Skip to main content

Scrum-xProcess: step by step

I always tell people who are starting with xProcess to try the simplest things first, and in particular to try out "Simple Process" before embarking on processes which have more complex features configured, like the Scrum and FDD processes. This is just so you get the idea of what the scheduler does, how to reprioritise tasks and the effects of adding resources, manually assigning tasks, adding constraints (dependencies) and using the gantt and burndown charts. So it's a good idea to read The Simplest Possible Way to Get a Project Plan before reading this article because that takes you very quickly through those first steps.

So I'm assuming you've had a play with those first steps of setting up a project in xProcess and now you're ready to use a more configured process, in fact to use Basic Scrum 3. (Note processes can be easily changed in xProcess so it's very possible further changes have been made to this process by the time you read this article! The principles should hold though.)

These are the steps to go through to set up a Scrum project in xProcess:
  1. Import the Scrum process into your data source.
  2. Create a project (setting the various parameters in the New Project dialog)
  3. Add project resources and give people the appropriate Scrum role (e.g. Product Owner, Scrum Master or Team Member)
  4. Create the first Sprint
  5. Create backlog items
  6. Create a Delivery
  7. Ensure Team Members update their tasks regularly.
The first two steps can be done separately or together. Firstly ensure you are in the Project Manager perspective (if you see either "Project Participant" or "Process Engineer" on the toolbar, click the icon and change to "Project Manager"). Then click on the "Projects" button on the Project Toolbar (on left usually) and then select "New". This brings up the dialog shown at the top of this page. Here you can select the Basic Scrum process and import it. Then at the top of the same dialog select this process and hit next. This brings up the dialog shown here.

More to come...
Post a Comment

Popular posts from this blog

Does your Definition of Done allow known defects?

Is it just me or do you also find it odd that some teams have clauses like this in their definition of done (DoD)?
... the Story will contain defects of level 3 severity or less only ... Of course they don't mean you have to put minor bugs in your code - that really would be mad - but it does mean you can sign the Story off as "Done"if the bugs you discover in it are only minor (like spelling mistakes, graphical misalignment, faults with easy workarounds, etc.). I saw DoDs like this some time ago and was seriously puzzled by the madness of it. I was reminded of it again at a meet-up discussion recently - it's clearly a practice that's not uncommon.

Let's look at the consequences of this policy. 

Potentially for every User Story that is signed off as "Done" there could be several additional Defect Stories (of low priority) that will be created. It's possible that finishing a Story (with no additional user requirements) will result in an increase in…

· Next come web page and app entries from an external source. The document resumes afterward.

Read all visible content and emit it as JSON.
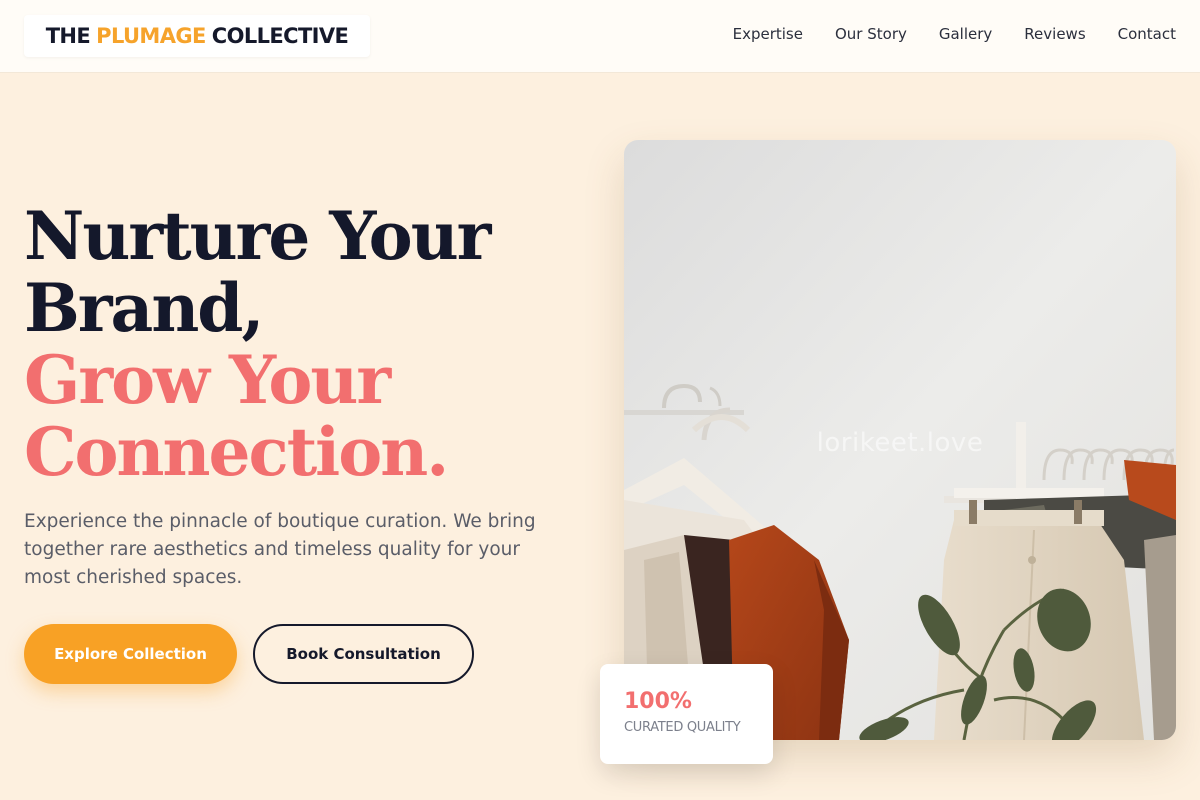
{
  "brand": {
    "part1": "THE",
    "part2": "PLUMAGE",
    "part3": "COLLECTIVE"
  },
  "nav": [
    {
      "label": "Expertise"
    },
    {
      "label": "Our Story"
    },
    {
      "label": "Gallery"
    },
    {
      "label": "Reviews"
    },
    {
      "label": "Contact"
    }
  ],
  "hero": {
    "line1": "Nurture Your",
    "line2": "Brand,",
    "line3": "Grow Your",
    "line4": "Connection.",
    "description": "Experience the pinnacle of boutique curation. We bring together rare aesthetics and timeless quality for your most cherished spaces.",
    "primary_button": "Explore Collection",
    "secondary_button": "Book Consultation"
  },
  "image": {
    "watermark": "lorikeet.love"
  },
  "stat": {
    "value": "100%",
    "label": "CURATED QUALITY"
  },
  "colors": {
    "accent": "#f8a125",
    "coral": "#f26f6f",
    "dark": "#15192b",
    "background": "#fdf0df"
  }
}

"Plan of Intent" and "Plan of Record"

Ron Lichty is well known in the Software Engineering community on the West Coast as a practitioner, as a seasoned project manager of many successful ventures and in a number of SIGs and conferences in which he is active. In spite of knowing Ron by correspondence over a long period of time it was only at JavaOne this year that we finally got together and I'm very glad we did.

Ron wrote to me after our meeting:

I told a number of people later at JavaOne, and even later that evening at the Software Engineering Management SIG, about xProcess. It really looks good. A question came up: It's a common technique in large organizations to keep a "Plan of Intent" and a "Plan of Record" - to have two project plans, one for the business partners and boss, one you actually execute to. Any support for that in xProcess?

Good question! Here's my reply...

There is support in xProcess for an arbitrary number of target levels through what we call (in the process definitions) P…

Understanding Cost of Delay and its Use in Kanban

Cost of Delay (CoD) is a vital concept to understand in product development. It should be a guide to the ordering of work items, even if - as is often the case - estimating it quantitatively may be difficult or even impossible. Analysing Cost of Delay (even if done qualitatively) is important because it focuses on the business value of work items and how that value changes over time. An understanding of Cost of Delay is essential if you want to maximise the flow of value to your customers.

Don Reinertsen in his book Flow [1] has shown that, if you want to deliver the maximum business value with a given size team, you give the highest priority, not to the most valuable work items in your "pool of ideas," not even to the most urgent items (those whose business value decays at the fastest rate), nor to your smallest items. Rather you should prioritise those items with the highest value of urgency (or CoD) divided by the time taken to implement them. Reinertsen called this appro…